The data.
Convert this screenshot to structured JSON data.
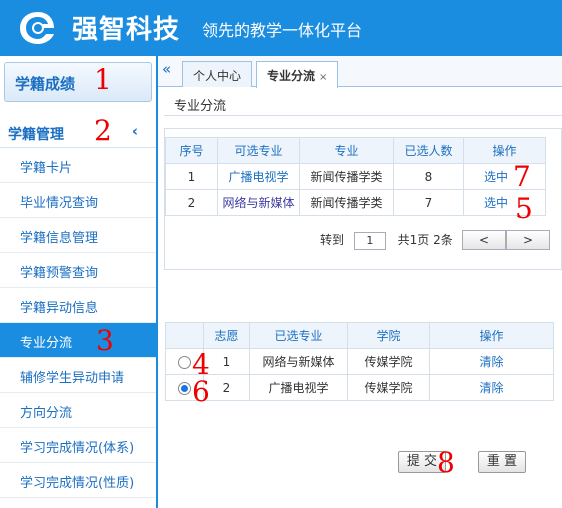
{
  "header": {
    "brand": "强智科技",
    "slogan": "领先的教学一体化平台"
  },
  "sidebar": {
    "top_button": "学籍成绩",
    "section": "学籍管理",
    "items": [
      "学籍卡片",
      "毕业情况查询",
      "学籍信息管理",
      "学籍预警查询",
      "学籍异动信息",
      "专业分流",
      "辅修学生异动申请",
      "方向分流",
      "学习完成情况(体系)",
      "学习完成情况(性质)"
    ],
    "active_index": 5
  },
  "tabs": {
    "collapse": "«",
    "items": [
      "个人中心",
      "专业分流"
    ],
    "close": "×"
  },
  "breadcrumb": "专业分流",
  "majors_table": {
    "headers": [
      "序号",
      "可选专业",
      "专业",
      "已选人数",
      "操作"
    ],
    "rows": [
      {
        "no": "1",
        "option": "广播电视学",
        "major": "新闻传播学类",
        "count": "8",
        "action": "选中"
      },
      {
        "no": "2",
        "option": "网络与新媒体",
        "major": "新闻传播学类",
        "count": "7",
        "action": "选中"
      }
    ]
  },
  "pager": {
    "goto": "转到",
    "page": "1",
    "summary": "共1页 2条",
    "prev": "<",
    "next": ">"
  },
  "choice_table": {
    "headers": [
      "志愿",
      "已选专业",
      "学院",
      "操作"
    ],
    "rows": [
      {
        "no": "1",
        "major": "网络与新媒体",
        "college": "传媒学院",
        "action": "清除",
        "selected": false
      },
      {
        "no": "2",
        "major": "广播电视学",
        "college": "传媒学院",
        "action": "清除",
        "selected": true
      }
    ]
  },
  "buttons": {
    "submit": "提 交",
    "reset": "重 置"
  },
  "markers": [
    "1",
    "2",
    "3",
    "4",
    "5",
    "6",
    "7",
    "8"
  ],
  "colors": {
    "primary": "#1b8de0",
    "link": "#1b6fc2",
    "marker": "#ee0000"
  }
}
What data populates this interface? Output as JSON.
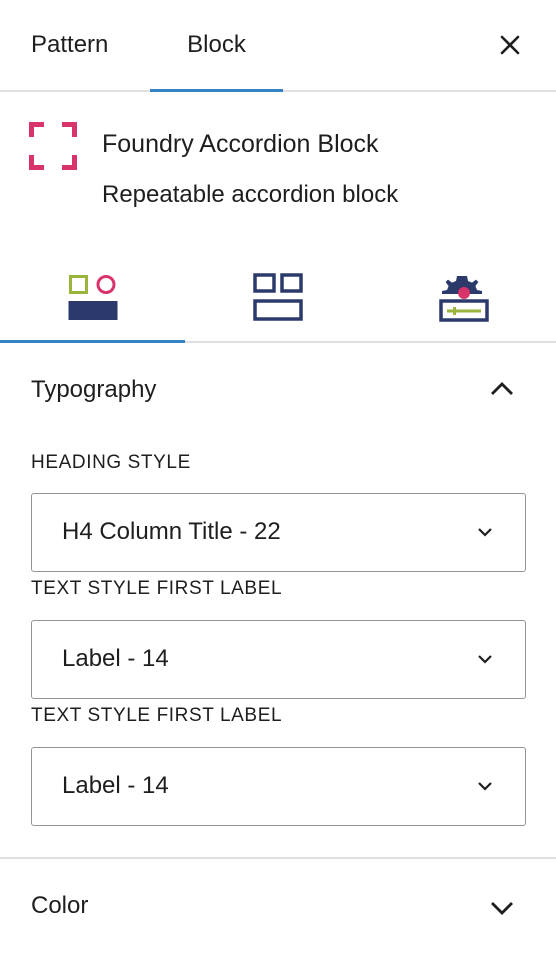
{
  "header": {
    "tabs": [
      {
        "label": "Pattern",
        "active": false
      },
      {
        "label": "Block",
        "active": true
      }
    ],
    "close_icon": "close-icon"
  },
  "block": {
    "title": "Foundry Accordion Block",
    "description": "Repeatable accordion block",
    "icon": "block-placeholder-icon",
    "icon_color": "#d9336c"
  },
  "icon_tabs": [
    {
      "icon": "styles-icon",
      "active": true
    },
    {
      "icon": "layout-grid-icon",
      "active": false
    },
    {
      "icon": "advanced-settings-icon",
      "active": false
    }
  ],
  "typography": {
    "title": "Typography",
    "expanded": true,
    "fields": [
      {
        "label": "HEADING STYLE",
        "value": "H4 Column Title - 22"
      },
      {
        "label": "TEXT STYLE FIRST LABEL",
        "value": "Label - 14"
      },
      {
        "label": "TEXT STYLE FIRST LABEL",
        "value": "Label - 14"
      }
    ]
  },
  "color_panel": {
    "title": "Color",
    "expanded": false
  },
  "colors": {
    "accent": "#3582c4",
    "navy": "#2b3a6b",
    "pink": "#d9336c",
    "olive": "#9bb43c"
  }
}
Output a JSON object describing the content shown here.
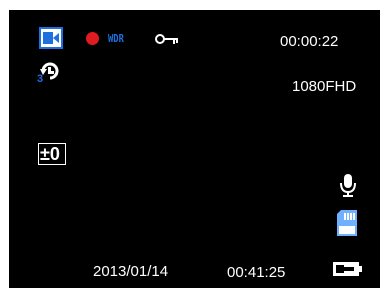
{
  "status_bar": {
    "mode_icon": "video-camera-icon",
    "recording_icon": "record-dot-icon",
    "recording_color": "#e11b22",
    "wdr_label": "WDR",
    "wdr_color": "#1e6fe0",
    "lock_icon": "key-icon",
    "timer": "00:00:22"
  },
  "loop_icon": "loop-recording-icon",
  "loop_minutes": "3",
  "resolution": "1080FHD",
  "exposure_label": "±0",
  "right_icons": {
    "mic": "microphone-icon",
    "sd": "sd-card-icon",
    "power": "power-plug-icon"
  },
  "footer": {
    "date": "2013/01/14",
    "time": "00:41:25"
  },
  "colors": {
    "background": "#000000",
    "text": "#ffffff",
    "accent_blue": "#1e6fe0",
    "sd_blue": "#6fb1ff"
  }
}
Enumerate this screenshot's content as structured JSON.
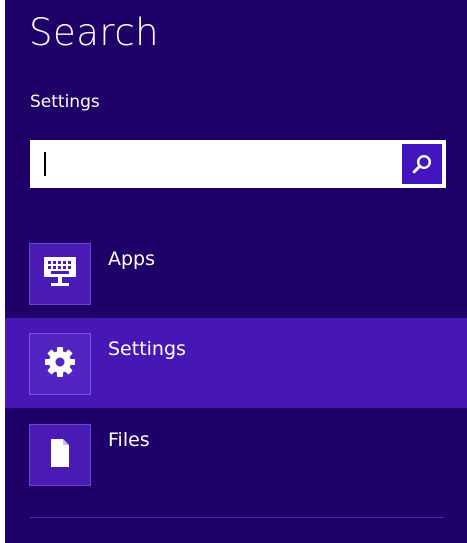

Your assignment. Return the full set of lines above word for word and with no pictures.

Solution to the problem.
Convert this screenshot to structured JSON data.
{
  "header": {
    "brand": "强智科技",
    "slogan": "领先的教学一体化平台"
  },
  "sidebar": {
    "top_button": "学籍成绩",
    "section": "学籍管理",
    "items": [
      "学籍卡片",
      "毕业情况查询",
      "学籍信息管理",
      "学籍预警查询",
      "学籍异动信息",
      "专业分流",
      "辅修学生异动申请",
      "方向分流",
      "学习完成情况(体系)",
      "学习完成情况(性质)"
    ],
    "active_index": 5
  },
  "tabs": {
    "collapse": "«",
    "items": [
      "个人中心",
      "专业分流"
    ],
    "close": "×"
  },
  "breadcrumb": "专业分流",
  "majors_table": {
    "headers": [
      "序号",
      "可选专业",
      "专业",
      "已选人数",
      "操作"
    ],
    "rows": [
      {
        "no": "1",
        "option": "广播电视学",
        "major": "新闻传播学类",
        "count": "8",
        "action": "选中"
      },
      {
        "no": "2",
        "option": "网络与新媒体",
        "major": "新闻传播学类",
        "count": "7",
        "action": "选中"
      }
    ]
  },
  "pager": {
    "goto": "转到",
    "page": "1",
    "summary": "共1页 2条",
    "prev": "<",
    "next": ">"
  },
  "choice_table": {
    "headers": [
      "志愿",
      "已选专业",
      "学院",
      "操作"
    ],
    "rows": [
      {
        "no": "1",
        "major": "网络与新媒体",
        "college": "传媒学院",
        "action": "清除",
        "selected": false
      },
      {
        "no": "2",
        "major": "广播电视学",
        "college": "传媒学院",
        "action": "清除",
        "selected": true
      }
    ]
  },
  "buttons": {
    "submit": "提 交",
    "reset": "重 置"
  },
  "markers": [
    "1",
    "2",
    "3",
    "4",
    "5",
    "6",
    "7",
    "8"
  ],
  "colors": {
    "primary": "#1b8de0",
    "link": "#1b6fc2",
    "marker": "#ee0000"
  }
}
What data populates this interface? Output as JSON.
{
  "header": {
    "tabs": [
      {
        "label": "Pattern",
        "active": false
      },
      {
        "label": "Block",
        "active": true
      }
    ],
    "close_icon": "close-icon"
  },
  "block": {
    "title": "Foundry Accordion Block",
    "description": "Repeatable accordion block",
    "icon": "block-placeholder-icon",
    "icon_color": "#d9336c"
  },
  "icon_tabs": [
    {
      "icon": "styles-icon",
      "active": true
    },
    {
      "icon": "layout-grid-icon",
      "active": false
    },
    {
      "icon": "advanced-settings-icon",
      "active": false
    }
  ],
  "typography": {
    "title": "Typography",
    "expanded": true,
    "fields": [
      {
        "label": "HEADING STYLE",
        "value": "H4 Column Title - 22"
      },
      {
        "label": "TEXT STYLE FIRST LABEL",
        "value": "Label - 14"
      },
      {
        "label": "TEXT STYLE FIRST LABEL",
        "value": "Label - 14"
      }
    ]
  },
  "color_panel": {
    "title": "Color",
    "expanded": false
  },
  "colors": {
    "accent": "#3582c4",
    "navy": "#2b3a6b",
    "pink": "#d9336c",
    "olive": "#9bb43c"
  }
}
Output a JSON object describing the content shown here.
{
  "status_bar": {
    "mode_icon": "video-camera-icon",
    "recording_icon": "record-dot-icon",
    "recording_color": "#e11b22",
    "wdr_label": "WDR",
    "wdr_color": "#1e6fe0",
    "lock_icon": "key-icon",
    "timer": "00:00:22"
  },
  "loop_icon": "loop-recording-icon",
  "loop_minutes": "3",
  "resolution": "1080FHD",
  "exposure_label": "±0",
  "right_icons": {
    "mic": "microphone-icon",
    "sd": "sd-card-icon",
    "power": "power-plug-icon"
  },
  "footer": {
    "date": "2013/01/14",
    "time": "00:41:25"
  },
  "colors": {
    "background": "#000000",
    "text": "#ffffff",
    "accent_blue": "#1e6fe0",
    "sd_blue": "#6fb1ff"
  }
}
Enumerate this screenshot's content as structured JSON.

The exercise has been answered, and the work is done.